The Inner Ear
The inner ear has two primary functions: balance and hearing. The semicircular canals and the vestibule are responsible for the balance system while the cochlea is responsible for the hearing system. The cochlea is a fluid filled snail shaped organ that is 2 ¾ turns and 35 mm in length, contains thousands of tiny hair cells. These hair cells are displaced by the incoming sound waves and function to convert the sound waves from the outer and middle ear into electrical impulses for interpretation by the brain via a number of chemical reactions.
Types of hearing loss:
Conductive Hearing Loss
- This condition is often the result of an obstruction or blockage of the outer or middle ear. Common causes include cerumen buildup, infection or fluid in the middle ear, or abnormal bony growth around the middle ear bones. In some cases, a conductive hearing loss can be treated with medical intervention.
Sensorineural Hearing Loss
- This condition is often the result of damage to the inner ear or the central auditory system. A sensorineural hearing loss can be genetic or acquired, but more commonly is the result of damage to the hair cells of the inner ear due to presbycusis or aging.
Mixed Hearing Loss
- This condition is a combination of both a conductive hearing loss and a sensorineural hearing loss.
Degree of Hearing Loss
The degree of hearing loss varies from person to person and there are several degrees of hearing loss, including mild, moderate, severe, and profound. When someone has a mild hearing loss, he/she typically presents with difficulties hearing in background noise. Someone with a moderate hearing loss, on the other hand, presents with some difficulties hearing soft sounds and hearing in background noise. A person with a severe hearing loss presents with difficulties hearing all sounds with the exception of very loud sounds. And finally, someone with a profound hearing loss is only able to hear extremely loud sounds.

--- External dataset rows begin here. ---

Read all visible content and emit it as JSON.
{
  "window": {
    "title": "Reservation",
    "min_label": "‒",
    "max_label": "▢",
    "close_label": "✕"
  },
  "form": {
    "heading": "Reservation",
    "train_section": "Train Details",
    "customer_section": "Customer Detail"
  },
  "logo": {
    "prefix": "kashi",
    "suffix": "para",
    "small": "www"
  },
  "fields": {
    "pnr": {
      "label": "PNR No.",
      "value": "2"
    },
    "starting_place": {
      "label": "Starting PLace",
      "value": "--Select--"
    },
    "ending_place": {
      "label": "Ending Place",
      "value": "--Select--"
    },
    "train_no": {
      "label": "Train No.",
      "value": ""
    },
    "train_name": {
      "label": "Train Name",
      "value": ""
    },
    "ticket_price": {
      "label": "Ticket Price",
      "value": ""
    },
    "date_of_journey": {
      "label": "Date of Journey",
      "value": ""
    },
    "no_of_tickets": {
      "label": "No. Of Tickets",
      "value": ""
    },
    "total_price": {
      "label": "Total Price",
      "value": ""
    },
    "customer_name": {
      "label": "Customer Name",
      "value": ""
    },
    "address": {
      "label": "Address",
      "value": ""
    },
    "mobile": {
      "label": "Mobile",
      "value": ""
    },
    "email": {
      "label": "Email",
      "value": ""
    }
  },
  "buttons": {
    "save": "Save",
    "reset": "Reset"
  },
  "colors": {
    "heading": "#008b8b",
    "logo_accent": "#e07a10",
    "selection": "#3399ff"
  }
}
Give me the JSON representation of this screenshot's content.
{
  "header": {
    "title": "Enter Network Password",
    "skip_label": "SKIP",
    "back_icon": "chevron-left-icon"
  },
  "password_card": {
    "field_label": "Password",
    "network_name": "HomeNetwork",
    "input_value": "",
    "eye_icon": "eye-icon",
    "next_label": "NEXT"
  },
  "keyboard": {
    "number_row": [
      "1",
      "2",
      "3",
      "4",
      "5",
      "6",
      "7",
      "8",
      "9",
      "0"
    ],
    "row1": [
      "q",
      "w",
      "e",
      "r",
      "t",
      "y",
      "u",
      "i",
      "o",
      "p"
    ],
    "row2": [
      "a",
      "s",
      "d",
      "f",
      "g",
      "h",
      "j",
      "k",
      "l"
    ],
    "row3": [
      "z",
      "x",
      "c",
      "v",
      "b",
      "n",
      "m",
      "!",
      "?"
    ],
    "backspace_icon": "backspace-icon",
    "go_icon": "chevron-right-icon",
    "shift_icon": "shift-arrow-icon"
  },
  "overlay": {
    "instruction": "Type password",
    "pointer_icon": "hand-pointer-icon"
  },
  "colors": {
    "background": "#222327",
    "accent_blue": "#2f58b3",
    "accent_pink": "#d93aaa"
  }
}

Warning Signs of Hearing Loss
The most common warning signs of hearing loss include:
- speaking louder than necessary in a conversation;
- constantly asking for words to be repeated;
- straining to hear;
- misunderstanding conversations;
- favouring one ear;
- thinking that people always mumble;
- turning the television or radio up louder than usual;
- having difficulty hearing on the telephone;
- withdrawing from social contact;
- ringing or buzzing in the ears (tinnitus);
- appearing dull and disinterested; and
- being slow to respond.
Adapted from the CASLPA website.
Cerumen (Earwax): What is it and how do I Manage it?
The production of earwax is normal and an important biological occurrence. Earwax is a brown-yellowish sticky substance that functions to protect the tissues of the ear canal and the tympanic membrane from dirt and foreign particles. The amount of earwax production is variable and can increase as you age. When a significant amount of ear wax has accumulated in the ear canal leading to an obstruction, cerumen management is typically employed.
Cerumen management is performed in an effort to remove the earwax and debris obstructing the ear canal. The most common method of cerumen management is the use of such instruments as curettes, wax spoons, and forceps, but some clinicians use irrigation or suction. At home, the use of a couple of drops of room temperature oil into the ear canal to aid in the moistening of earwax can be employed. The insertion of any tool into the ear canal, such as Q-tips, is not recommended.